• TASK TO CARRY OUT: Every word of the data must be reproduced in your reply exactly.

[Dataset rows for apps and sites]
BEGIN
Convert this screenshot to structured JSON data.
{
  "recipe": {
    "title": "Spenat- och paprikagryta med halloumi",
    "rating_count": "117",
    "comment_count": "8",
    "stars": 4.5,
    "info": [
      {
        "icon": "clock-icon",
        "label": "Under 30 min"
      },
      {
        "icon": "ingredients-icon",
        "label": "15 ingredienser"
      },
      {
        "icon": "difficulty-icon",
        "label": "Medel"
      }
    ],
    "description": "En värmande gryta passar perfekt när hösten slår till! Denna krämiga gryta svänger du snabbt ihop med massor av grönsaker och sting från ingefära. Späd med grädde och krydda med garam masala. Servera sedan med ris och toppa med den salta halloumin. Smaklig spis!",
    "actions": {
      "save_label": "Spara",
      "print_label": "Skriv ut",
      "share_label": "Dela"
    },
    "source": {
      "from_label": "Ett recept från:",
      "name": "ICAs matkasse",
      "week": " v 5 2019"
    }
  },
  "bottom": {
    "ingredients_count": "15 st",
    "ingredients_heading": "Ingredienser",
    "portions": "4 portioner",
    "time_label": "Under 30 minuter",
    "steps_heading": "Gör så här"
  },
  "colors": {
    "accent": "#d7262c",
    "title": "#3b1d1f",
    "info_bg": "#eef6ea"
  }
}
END
• WRITTEN REPLY:
Convert this screenshot to structured JSON data.
{
  "recipe": {
    "title": "Spenat- och paprikagryta med halloumi",
    "rating_count": "117",
    "comment_count": "8",
    "stars": 4.5,
    "info": [
      {
        "icon": "clock-icon",
        "label": "Under 30 min"
      },
      {
        "icon": "ingredients-icon",
        "label": "15 ingredienser"
      },
      {
        "icon": "difficulty-icon",
        "label": "Medel"
      }
    ],
    "description": "En värmande gryta passar perfekt när hösten slår till! Denna krämiga gryta svänger du snabbt ihop med massor av grönsaker och sting från ingefära. Späd med grädde och krydda med garam masala. Servera sedan med ris och toppa med den salta halloumin. Smaklig spis!",
    "actions": {
      "save_label": "Spara",
      "print_label": "Skriv ut",
      "share_label": "Dela"
    },
    "source": {
      "from_label": "Ett recept från:",
      "name": "ICAs matkasse",
      "week": " v 5 2019"
    }
  },
  "bottom": {
    "ingredients_count": "15 st",
    "ingredients_heading": "Ingredienser",
    "portions": "4 portioner",
    "time_label": "Under 30 minuter",
    "steps_heading": "Gör så här"
  },
  "colors": {
    "accent": "#d7262c",
    "title": "#3b1d1f",
    "info_bg": "#eef6ea"
  }
}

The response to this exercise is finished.